Wilberforce House.
Wilberforce House. © Historic England Archive. DP072580.
Wilberforce House. © Historic England Archive. DP072580.

8: Wilberforce House

In the 17th century Hull had the appearance of a Dutch town, with brick town walls and gateways, surrounding water and steep-gabled houses along the river.

Contact with Holland, particularly Amsterdam, was increasing at that time and Hull merchants were exposed to many influences from a country that then dominated world trade and much of the intellectual and cultural life of Western Europe.
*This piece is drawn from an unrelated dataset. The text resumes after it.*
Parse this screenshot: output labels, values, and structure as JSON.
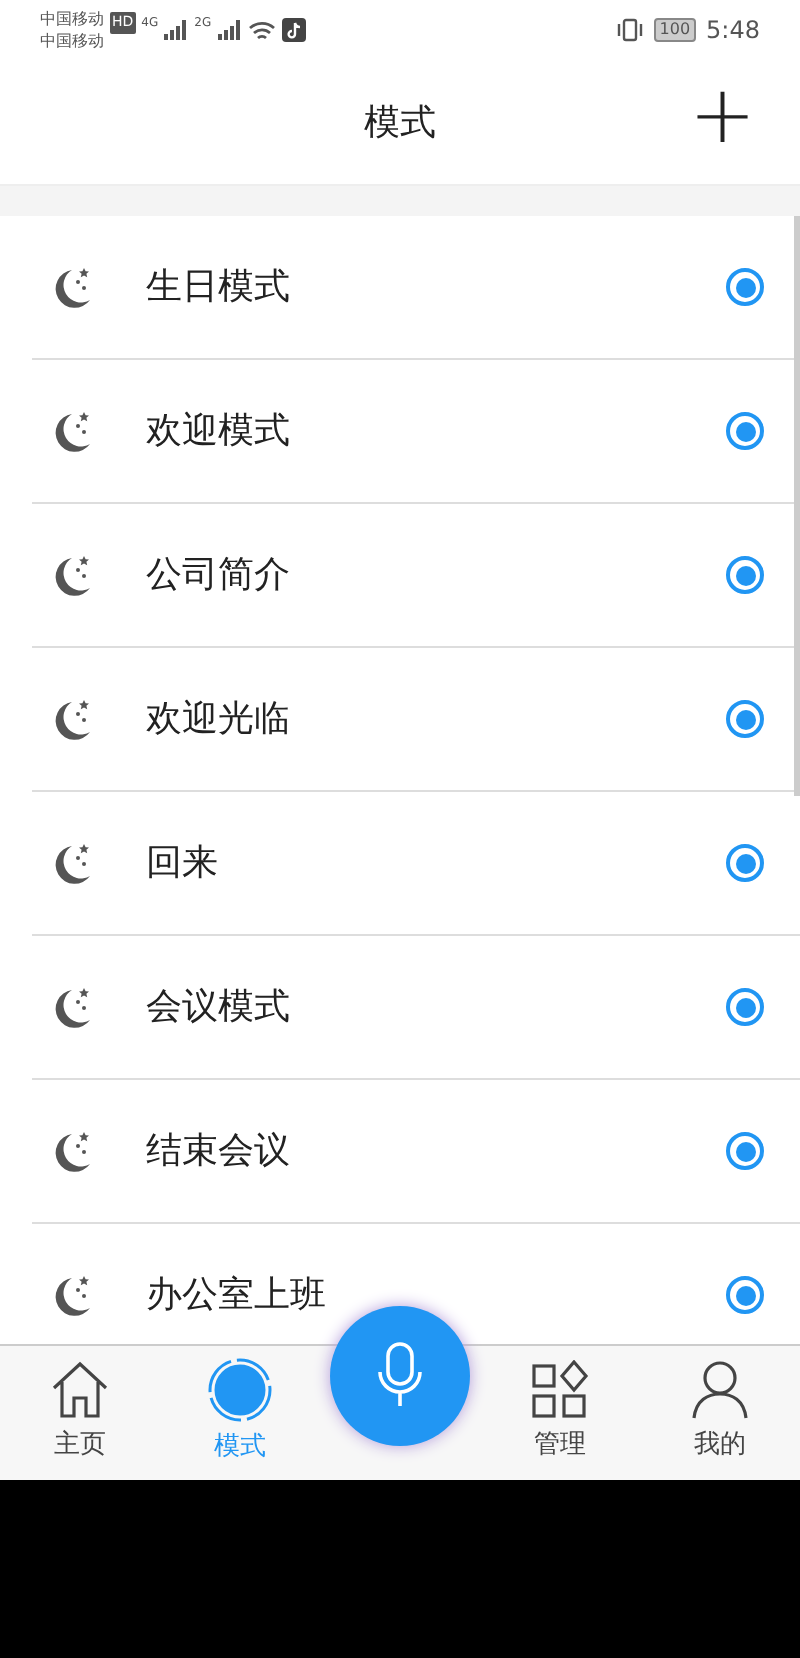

Around 1660 Hugh Lister, who as a young man had been sent to Holland to gain trading experience, built himself a house on High Street that shows Dutch influence. Lister’s house, now Wilberforce House has a distinctive decorative brick facade with stone detailing and a projecting porch.

William Wilberforce, the famous campaigner against the slave trade, was born here in 1759.

A member of a wealthy merchant family he recalled how 'the theatre, balls, great suppers, and card-parties were the delight of the principal families in the town.'

Although Hull was not involved in the slave trade, Wilberforce House is now a museum that tells the story of the trans-Atlantic slave trade and its abolition.